Salesian Cardinal Ricardo Ezzati Andrello, Archbishop of Santiago, and Father Alberto Lorenzelli, Salesian Provincial in Chile, joined in the reopening celebration along with representatives of the more than 600 current beneficiaries of the Foundation’s programs. Teachers, administrators and families were also in attendance.
“Renewing the infrastructure means giving dignity to our work with children, young people and vulnerable adults,” said Carmen Gloria Soto, coordinator of development, during the opening events at the Don Bosco Foundation. “It is a very delicate task because our programs help young people with addictions and those living on the streets as well as their families. For us, the reopening is very important because we are carrying out a mission to serve marginalized youth and the appropriate infrastructure to carry out those programs is critical to our success.”
The Don Bosco Foundation began offering programs for the homeless in Santiago more than 15 years ago. Responding to a rise in the homeless population in the city, Salesian missionaries created programs to meet the basic needs of the homeless while providing opportunities for education. Partnering with other local social welfare programs, the Foundation’s programs serve both adults and children living on the streets. Educational programming includes vocational and technical training to help those in need find and retain stable employment.
Once homeless participants connect with the Foundation, they are provided shelter, nutritious food, clothing, medical care and an education. Counseling and recovery services are also offered. To date, more than 15,000 children and adults have accessed services at the Foundation.
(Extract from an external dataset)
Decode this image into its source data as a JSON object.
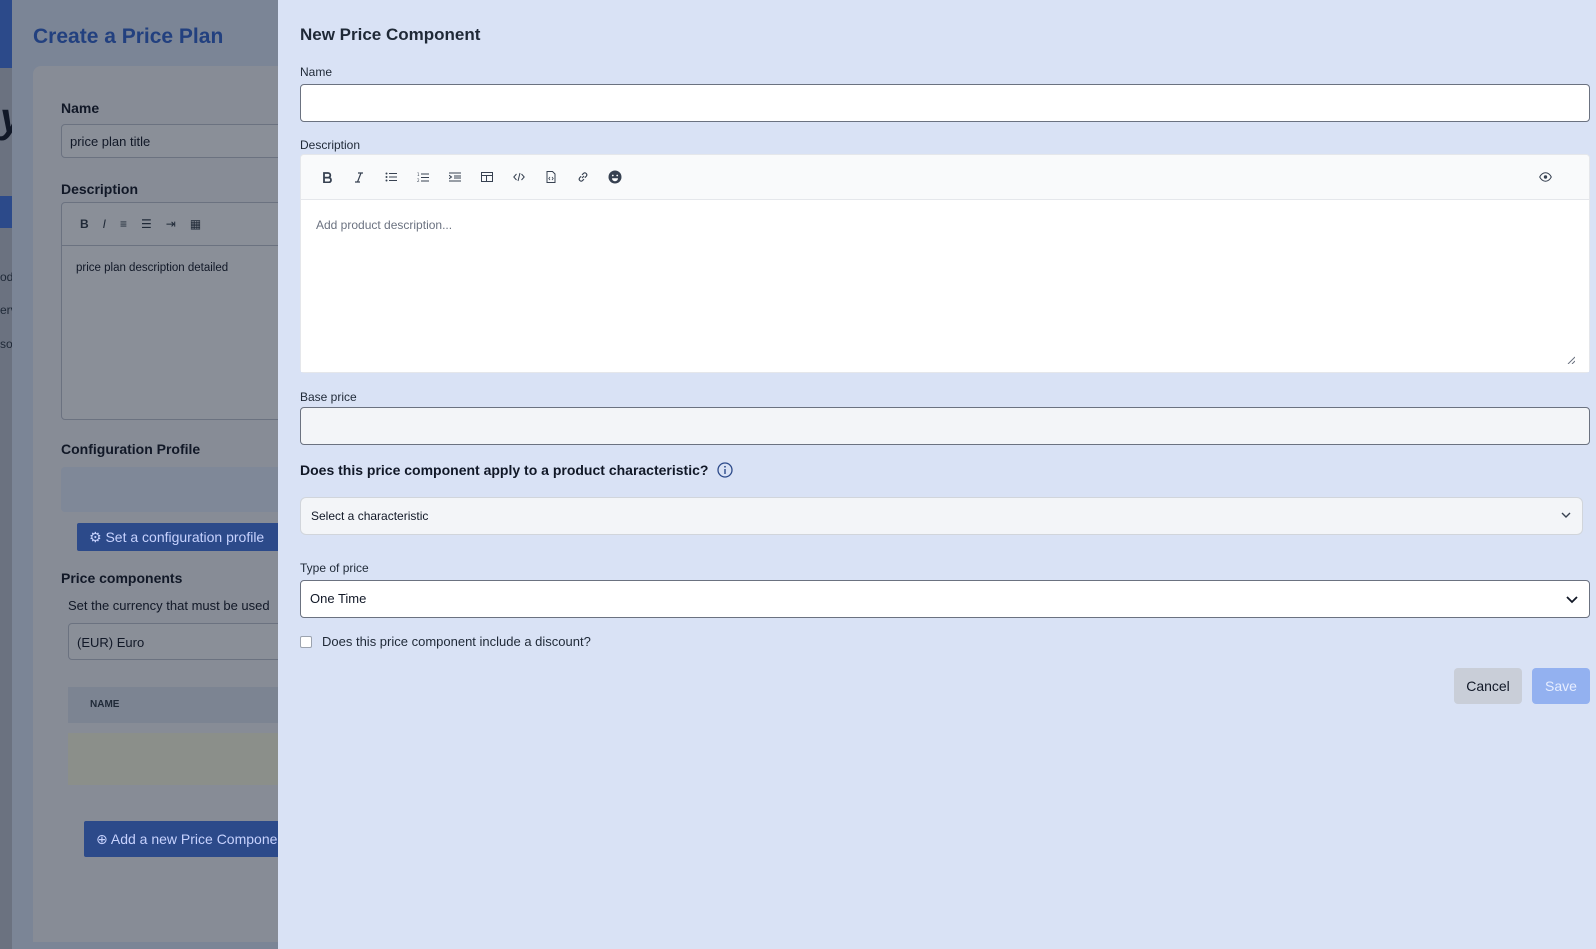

In addition, the Foundation distributes close to 2,000 meals every month for those in need. Specifically targeting street children, the Foundation has the biggest and most comprehensive program in the country providing shelter to close to 120 homeless youth each month.
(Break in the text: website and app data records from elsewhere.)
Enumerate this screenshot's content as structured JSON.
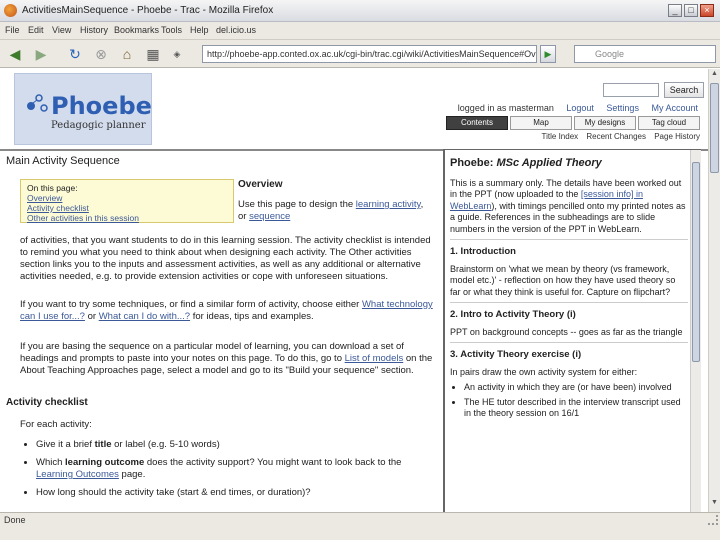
{
  "window": {
    "title": "ActivitiesMainSequence - Phoebe - Trac - Mozilla Firefox",
    "minimize": "_",
    "maximize": "□",
    "close": "×"
  },
  "menubar": [
    "File",
    "Edit",
    "View",
    "History",
    "Bookmarks",
    "Tools",
    "Help",
    "del.icio.us"
  ],
  "navbar": {
    "url": "http://phoebe-app.conted.ox.ac.uk/cgi-bin/trac.cgi/wiki/ActivitiesMainSequence#Overview",
    "go": "▶",
    "search_placeholder": "Google",
    "search_engine": "G"
  },
  "site": {
    "logo_title": "Phoebe",
    "logo_subtitle": "Pedagogic planner",
    "search_button": "Search",
    "logged_in": "logged in as masterman",
    "logout": "Logout",
    "settings": "Settings",
    "my_account": "My Account",
    "tabs": [
      "Contents",
      "Map",
      "My designs",
      "Tag cloud"
    ],
    "subnav": [
      "Title Index",
      "Recent Changes",
      "Page History"
    ]
  },
  "main": {
    "title": "Main Activity Sequence",
    "toc_heading": "On this page:",
    "toc_items": [
      "Overview",
      "Activity checklist",
      "Other activities in this session"
    ],
    "overview_title": "Overview",
    "overview_p1a": "Use this page to design the ",
    "overview_link1": "learning activity",
    "overview_p1b": ", or ",
    "overview_link2": "sequence",
    "overview_p1c": " of activities, that you want students to do in this learning session. The activity checklist is intended to remind you what you need to think about when designing each activity. The Other activities section links you to the inputs and assessment activities, as well as any additional or alternative activities needed, e.g. to provide extension activities or cope with unforeseen situations.",
    "overview_p2a": "If you want to try some techniques, or find a similar form of activity, choose either ",
    "overview_link3": "What technology can I use for...?",
    "overview_p2b": " or ",
    "overview_link4": "What can I do with...?",
    "overview_p2c": " for ideas, tips and examples.",
    "overview_p3a": "If you are basing the sequence on a particular model of learning, you can download a set of headings and prompts to paste into your notes on this page. To do this, go to ",
    "overview_link5": "List of models",
    "overview_p3b": " on the About Teaching Approaches page, select a model and go to its \"Build your sequence\" section.",
    "checklist_title": "Activity checklist",
    "checklist_intro": "For each activity:",
    "checklist_1a": "Give it a brief ",
    "checklist_1b": "title",
    "checklist_1c": " or label (e.g. 5-10 words)",
    "checklist_2a": "Which ",
    "checklist_2b": "learning outcome",
    "checklist_2c": " does the activity support? You might want to look back to the ",
    "checklist_2link": "Learning Outcomes",
    "checklist_2d": " page.",
    "checklist_3": "How long should the activity take (start & end times, or duration)?"
  },
  "panel": {
    "title_a": "Phoebe: ",
    "title_b": "MSc Applied Theory",
    "intro_a": "This is a summary only. The details have been worked out in the PPT (now uploaded to the ",
    "intro_link": "[session info] in WebLearn",
    "intro_b": "), with timings pencilled onto my printed notes as a guide. References in the subheadings are to slide numbers in the version of the PPT in WebLearn.",
    "h1": "1. Introduction",
    "p1": "Brainstorm on 'what we mean by theory (vs framework, model etc.)' - reflection on how they have used theory so far or what they think is useful for. Capture on flipchart?",
    "h2": "2. Intro to Activity Theory (i)",
    "p2": "PPT on background concepts -- goes as far as the triangle",
    "h3": "3. Activity Theory exercise (i)",
    "p3": "In pairs draw the own activity system for either:",
    "li1": "An activity in which they are (or have been) involved",
    "li2": "The HE tutor described in the interview transcript used in the theory session on 16/1"
  },
  "status": {
    "text": "Done"
  }
}
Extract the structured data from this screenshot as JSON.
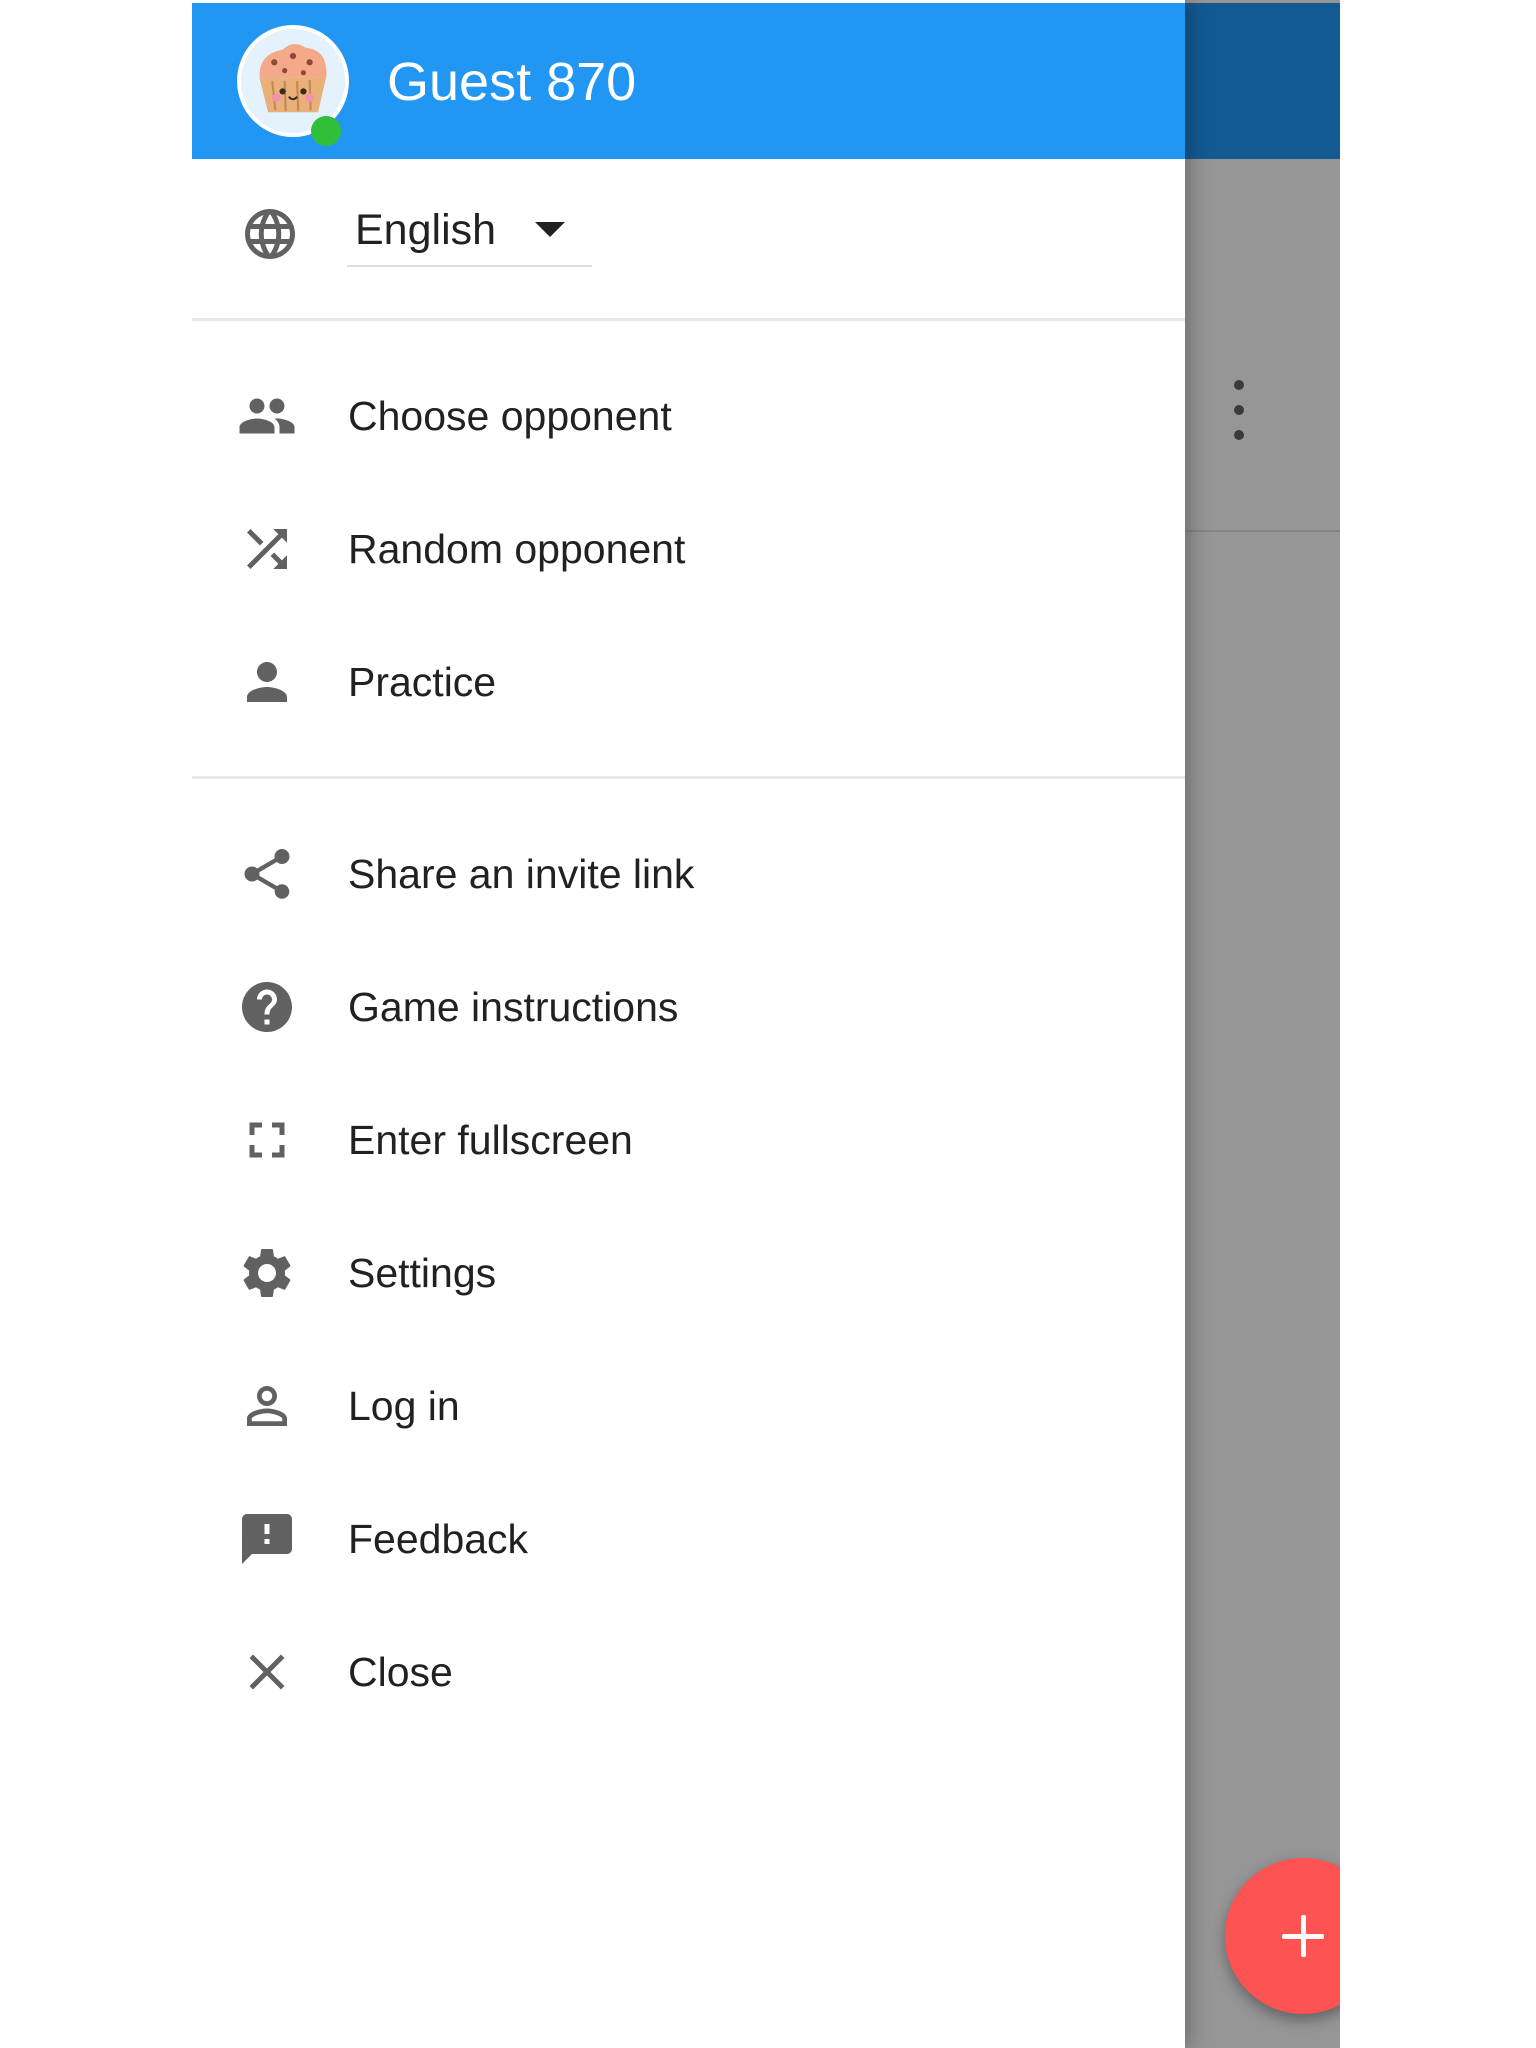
{
  "user": {
    "name": "Guest 870",
    "online": true,
    "avatar_icon": "muffin-avatar"
  },
  "language": {
    "icon": "globe-icon",
    "selected": "English"
  },
  "menu": {
    "play": [
      {
        "id": "choose-opponent",
        "icon": "people-icon",
        "label": "Choose opponent"
      },
      {
        "id": "random-opponent",
        "icon": "shuffle-icon",
        "label": "Random opponent"
      },
      {
        "id": "practice",
        "icon": "person-icon",
        "label": "Practice"
      }
    ],
    "general": [
      {
        "id": "share-invite-link",
        "icon": "share-icon",
        "label": "Share an invite link"
      },
      {
        "id": "game-instructions",
        "icon": "help-icon",
        "label": "Game instructions"
      },
      {
        "id": "enter-fullscreen",
        "icon": "fullscreen-icon",
        "label": "Enter fullscreen"
      },
      {
        "id": "settings",
        "icon": "gear-icon",
        "label": "Settings"
      },
      {
        "id": "log-in",
        "icon": "person-outline-icon",
        "label": "Log in"
      },
      {
        "id": "feedback",
        "icon": "feedback-icon",
        "label": "Feedback"
      },
      {
        "id": "close",
        "icon": "close-icon",
        "label": "Close"
      }
    ]
  },
  "background_app": {
    "more_menu_icon": "more-vertical-icon",
    "fab_icon": "plus-icon"
  },
  "colors": {
    "primary": "#2196f3",
    "accent": "#ff5252",
    "online": "#2fbf3a",
    "icon": "#616161"
  }
}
According to the World Bank, although the economy in Chile is one of the more stable and prosperous in Latin America, a little more than five percent of the population live on just two dollars a day. The country suffers from high economic inequality which is particularly evident in access to educational opportunities.
Salesians working in Chile focus their efforts on providing education and social services to poor, at-risk youth. At Salesian schools, universities and youth centers throughout the country, youth can access an education as well as the skills and resources necessary to break the cycle of poverty. As a result of the vocational and technical education provided by Salesian programs, Chilean youth are more likely to find stable employment and improve their standard of living.
“Although the education system in the country is far-reaching, many poor and disadvantaged youth fall through the cracks,” says Father Mark Hyde, executive director of Salesian Missions – the U.S. development arm of the Salesians of Don Bosco. “Throughout the country, young people from poor families lack the educational opportunities available to the middle and upper classes.”
World Bank – Chile